= WHAT TO WORK ON =
Nothing in the listing below should change; retype it as is.

• • • • •

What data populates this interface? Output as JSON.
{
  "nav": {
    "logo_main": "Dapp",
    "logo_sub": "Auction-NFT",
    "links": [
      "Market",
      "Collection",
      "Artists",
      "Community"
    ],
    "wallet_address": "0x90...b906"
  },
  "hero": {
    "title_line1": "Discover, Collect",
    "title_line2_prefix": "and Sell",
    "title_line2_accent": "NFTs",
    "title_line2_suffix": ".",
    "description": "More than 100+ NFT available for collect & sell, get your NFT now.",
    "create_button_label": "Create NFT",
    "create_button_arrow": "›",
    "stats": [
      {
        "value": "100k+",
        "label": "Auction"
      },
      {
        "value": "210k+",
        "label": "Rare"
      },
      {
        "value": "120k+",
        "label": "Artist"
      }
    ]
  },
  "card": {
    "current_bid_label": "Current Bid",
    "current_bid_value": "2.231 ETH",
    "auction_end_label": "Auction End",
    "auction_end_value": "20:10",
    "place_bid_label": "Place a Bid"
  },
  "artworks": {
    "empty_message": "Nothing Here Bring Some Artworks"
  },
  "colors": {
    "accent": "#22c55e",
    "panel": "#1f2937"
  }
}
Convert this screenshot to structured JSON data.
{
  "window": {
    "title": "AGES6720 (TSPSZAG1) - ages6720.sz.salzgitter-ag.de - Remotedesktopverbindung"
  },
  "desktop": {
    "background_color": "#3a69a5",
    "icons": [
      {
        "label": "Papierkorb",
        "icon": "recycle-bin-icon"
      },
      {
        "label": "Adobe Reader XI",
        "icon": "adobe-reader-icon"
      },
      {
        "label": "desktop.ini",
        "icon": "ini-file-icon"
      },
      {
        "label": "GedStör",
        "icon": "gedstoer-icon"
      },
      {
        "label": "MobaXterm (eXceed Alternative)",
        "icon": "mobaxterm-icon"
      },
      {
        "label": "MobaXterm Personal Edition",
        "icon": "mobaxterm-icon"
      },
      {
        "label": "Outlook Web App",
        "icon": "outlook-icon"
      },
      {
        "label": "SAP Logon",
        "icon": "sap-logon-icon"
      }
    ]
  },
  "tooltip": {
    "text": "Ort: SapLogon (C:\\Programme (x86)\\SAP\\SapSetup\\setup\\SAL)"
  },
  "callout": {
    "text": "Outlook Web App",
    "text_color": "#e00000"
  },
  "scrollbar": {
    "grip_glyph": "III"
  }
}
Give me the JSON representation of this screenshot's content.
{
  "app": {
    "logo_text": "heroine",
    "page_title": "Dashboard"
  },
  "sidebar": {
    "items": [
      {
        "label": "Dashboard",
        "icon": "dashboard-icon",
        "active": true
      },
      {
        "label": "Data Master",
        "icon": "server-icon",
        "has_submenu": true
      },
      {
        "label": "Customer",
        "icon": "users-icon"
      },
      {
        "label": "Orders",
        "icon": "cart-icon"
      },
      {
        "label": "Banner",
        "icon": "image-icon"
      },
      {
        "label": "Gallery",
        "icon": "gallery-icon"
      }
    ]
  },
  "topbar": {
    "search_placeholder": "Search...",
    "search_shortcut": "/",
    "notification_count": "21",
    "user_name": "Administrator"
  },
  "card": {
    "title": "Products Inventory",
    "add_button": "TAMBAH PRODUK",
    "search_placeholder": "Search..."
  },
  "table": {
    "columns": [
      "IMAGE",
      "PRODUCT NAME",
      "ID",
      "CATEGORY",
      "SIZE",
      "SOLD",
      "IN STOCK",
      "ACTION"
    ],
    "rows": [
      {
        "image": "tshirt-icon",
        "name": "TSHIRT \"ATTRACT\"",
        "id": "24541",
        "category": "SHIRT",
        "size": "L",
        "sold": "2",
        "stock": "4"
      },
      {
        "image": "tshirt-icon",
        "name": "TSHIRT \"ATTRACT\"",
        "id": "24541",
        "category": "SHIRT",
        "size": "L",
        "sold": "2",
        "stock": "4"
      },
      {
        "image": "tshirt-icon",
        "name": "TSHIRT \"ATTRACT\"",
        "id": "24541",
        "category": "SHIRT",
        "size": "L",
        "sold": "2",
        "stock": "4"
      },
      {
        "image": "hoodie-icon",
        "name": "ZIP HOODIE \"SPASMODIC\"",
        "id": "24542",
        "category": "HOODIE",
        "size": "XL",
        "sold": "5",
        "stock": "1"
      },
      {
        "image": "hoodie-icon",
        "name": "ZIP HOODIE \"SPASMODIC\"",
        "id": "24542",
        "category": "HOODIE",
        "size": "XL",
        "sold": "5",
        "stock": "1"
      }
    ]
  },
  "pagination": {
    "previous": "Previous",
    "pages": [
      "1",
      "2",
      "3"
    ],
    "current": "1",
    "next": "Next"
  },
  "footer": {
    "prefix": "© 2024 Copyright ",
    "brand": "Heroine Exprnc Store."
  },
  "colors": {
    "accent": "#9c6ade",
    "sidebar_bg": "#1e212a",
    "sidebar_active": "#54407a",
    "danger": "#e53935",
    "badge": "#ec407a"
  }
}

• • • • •

= SOLUTION TO THIS EXERCISE =
What data populates this interface? Output as JSON.
{
  "nav": {
    "logo_main": "Dapp",
    "logo_sub": "Auction-NFT",
    "links": [
      "Market",
      "Collection",
      "Artists",
      "Community"
    ],
    "wallet_address": "0x90...b906"
  },
  "hero": {
    "title_line1": "Discover, Collect",
    "title_line2_prefix": "and Sell",
    "title_line2_accent": "NFTs",
    "title_line2_suffix": ".",
    "description": "More than 100+ NFT available for collect & sell, get your NFT now.",
    "create_button_label": "Create NFT",
    "create_button_arrow": "›",
    "stats": [
      {
        "value": "100k+",
        "label": "Auction"
      },
      {
        "value": "210k+",
        "label": "Rare"
      },
      {
        "value": "120k+",
        "label": "Artist"
      }
    ]
  },
  "card": {
    "current_bid_label": "Current Bid",
    "current_bid_value": "2.231 ETH",
    "auction_end_label": "Auction End",
    "auction_end_value": "20:10",
    "place_bid_label": "Place a Bid"
  },
  "artworks": {
    "empty_message": "Nothing Here Bring Some Artworks"
  },
  "colors": {
    "accent": "#22c55e",
    "panel": "#1f2937"
  }
}
Convert this screenshot to structured JSON data.
{
  "window": {
    "title": "AGES6720 (TSPSZAG1) - ages6720.sz.salzgitter-ag.de - Remotedesktopverbindung"
  },
  "desktop": {
    "background_color": "#3a69a5",
    "icons": [
      {
        "label": "Papierkorb",
        "icon": "recycle-bin-icon"
      },
      {
        "label": "Adobe Reader XI",
        "icon": "adobe-reader-icon"
      },
      {
        "label": "desktop.ini",
        "icon": "ini-file-icon"
      },
      {
        "label": "GedStör",
        "icon": "gedstoer-icon"
      },
      {
        "label": "MobaXterm (eXceed Alternative)",
        "icon": "mobaxterm-icon"
      },
      {
        "label": "MobaXterm Personal Edition",
        "icon": "mobaxterm-icon"
      },
      {
        "label": "Outlook Web App",
        "icon": "outlook-icon"
      },
      {
        "label": "SAP Logon",
        "icon": "sap-logon-icon"
      }
    ]
  },
  "tooltip": {
    "text": "Ort: SapLogon (C:\\Programme (x86)\\SAP\\SapSetup\\setup\\SAL)"
  },
  "callout": {
    "text": "Outlook Web App",
    "text_color": "#e00000"
  },
  "scrollbar": {
    "grip_glyph": "III"
  }
}
Give me the JSON representation of this screenshot's content.
{
  "app": {
    "logo_text": "heroine",
    "page_title": "Dashboard"
  },
  "sidebar": {
    "items": [
      {
        "label": "Dashboard",
        "icon": "dashboard-icon",
        "active": true
      },
      {
        "label": "Data Master",
        "icon": "server-icon",
        "has_submenu": true
      },
      {
        "label": "Customer",
        "icon": "users-icon"
      },
      {
        "label": "Orders",
        "icon": "cart-icon"
      },
      {
        "label": "Banner",
        "icon": "image-icon"
      },
      {
        "label": "Gallery",
        "icon": "gallery-icon"
      }
    ]
  },
  "topbar": {
    "search_placeholder": "Search...",
    "search_shortcut": "/",
    "notification_count": "21",
    "user_name": "Administrator"
  },
  "card": {
    "title": "Products Inventory",
    "add_button": "TAMBAH PRODUK",
    "search_placeholder": "Search..."
  },
  "table": {
    "columns": [
      "IMAGE",
      "PRODUCT NAME",
      "ID",
      "CATEGORY",
      "SIZE",
      "SOLD",
      "IN STOCK",
      "ACTION"
    ],
    "rows": [
      {
        "image": "tshirt-icon",
        "name": "TSHIRT \"ATTRACT\"",
        "id": "24541",
        "category": "SHIRT",
        "size": "L",
        "sold": "2",
        "stock": "4"
      },
      {
        "image": "tshirt-icon",
        "name": "TSHIRT \"ATTRACT\"",
        "id": "24541",
        "category": "SHIRT",
        "size": "L",
        "sold": "2",
        "stock": "4"
      },
      {
        "image": "tshirt-icon",
        "name": "TSHIRT \"ATTRACT\"",
        "id": "24541",
        "category": "SHIRT",
        "size": "L",
        "sold": "2",
        "stock": "4"
      },
      {
        "image": "hoodie-icon",
        "name": "ZIP HOODIE \"SPASMODIC\"",
        "id": "24542",
        "category": "HOODIE",
        "size": "XL",
        "sold": "5",
        "stock": "1"
      },
      {
        "image": "hoodie-icon",
        "name": "ZIP HOODIE \"SPASMODIC\"",
        "id": "24542",
        "category": "HOODIE",
        "size": "XL",
        "sold": "5",
        "stock": "1"
      }
    ]
  },
  "pagination": {
    "previous": "Previous",
    "pages": [
      "1",
      "2",
      "3"
    ],
    "current": "1",
    "next": "Next"
  },
  "footer": {
    "prefix": "© 2024 Copyright ",
    "brand": "Heroine Exprnc Store."
  },
  "colors": {
    "accent": "#9c6ade",
    "sidebar_bg": "#1e212a",
    "sidebar_active": "#54407a",
    "danger": "#e53935",
    "badge": "#ec407a"
  }
}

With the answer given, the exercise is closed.